After about 30-40 minutes, they opened the floor to comments and while I really do love discussing this topic, I stayed in my seat because I have a kinda rule about this sort of thing (which I’ll touch on in a minute). The second comment was an African-American woman, likely somewhere in her 20s if I had to guess, and she stole the show and garnered a huge, well-deserved round of applause. Her underlying point, to my ears was basically this:
“It’s great that we’re talking about female representation in games, but why are there only white women up there? Where are the women of color?”
The panelists took it in stride, and admitted that we all need to do better when putting these sorts of panels together but I wanted to amplify not so much what she said, but the fact that she stood up and said it. I would have said it right then and there but as I mentioned, I have this rule.
You see, as the quintessential “cis white male”, I have decided that my role at any panel like this is simple - show up, sit down, shut up, and listen. I really enjoy grappling with these discussions because I think it’s important. 1-on-1, I’ll talk for days about sexual politics, gender diversity, gay marriage or whatever. But at public sessions like this I’ve realized one simple truth - every second that I, or someone like me is speaking is a second that someone like this woman isn’t. And we need need more people like her standing up and speaking (and dare I say, less people like me).
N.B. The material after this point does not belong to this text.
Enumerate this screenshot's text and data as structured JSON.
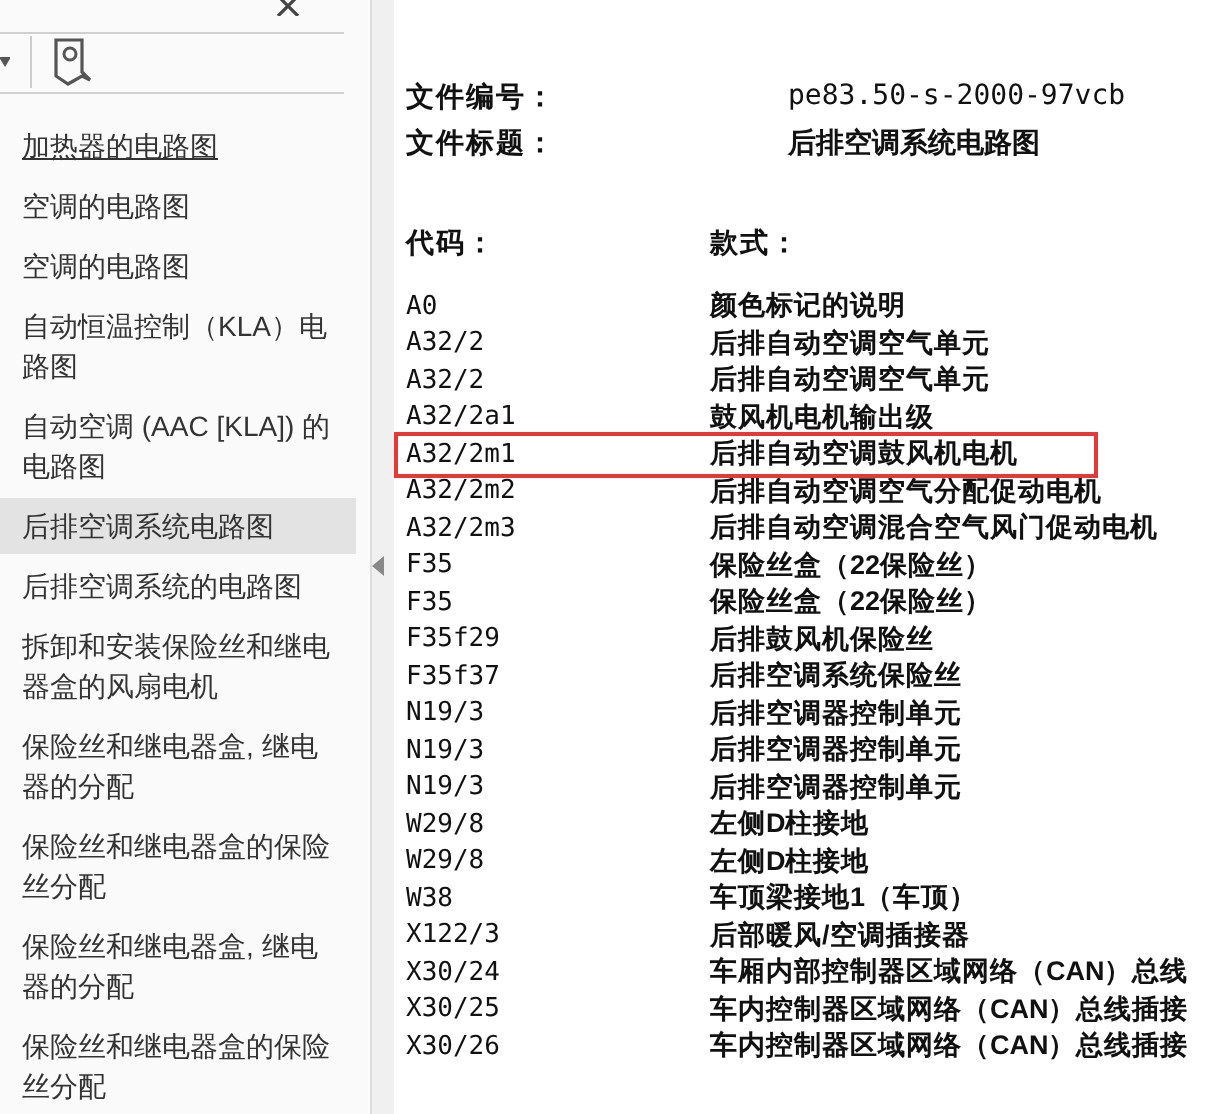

My rule keeps me from speaking in these panels but, but that’s not till step 3. Step 1 is show up. I show up not only because I want to learn, and in doing so become better at life/games/etc, but also because I want the attendance of these panels to reflect that there are white dudes who care about this issue. I want to help build a games industry where EVERY voice has a seat at the table, not one where there’s a “white dude table” and an “everybody else” table. I want to do this, because it will make our industry better. It will make our art better.
She made several other great points about representation (for instance, the difficulty of “owning your sexuality” when black women are already represented as overtly sexual in very different ways than white women). Then at one point she asked “what do we need to do to have this conversation?” (meaning, to have more diverse representation on these sorts of panels.) I unfortunately didn’t get her name, but I hope in some way this finds it’s way back to her because the answer is simple -
Keep Standing Up!
And next year, make a panel of your own! I promise I will be there, and I promise to shut up and listen.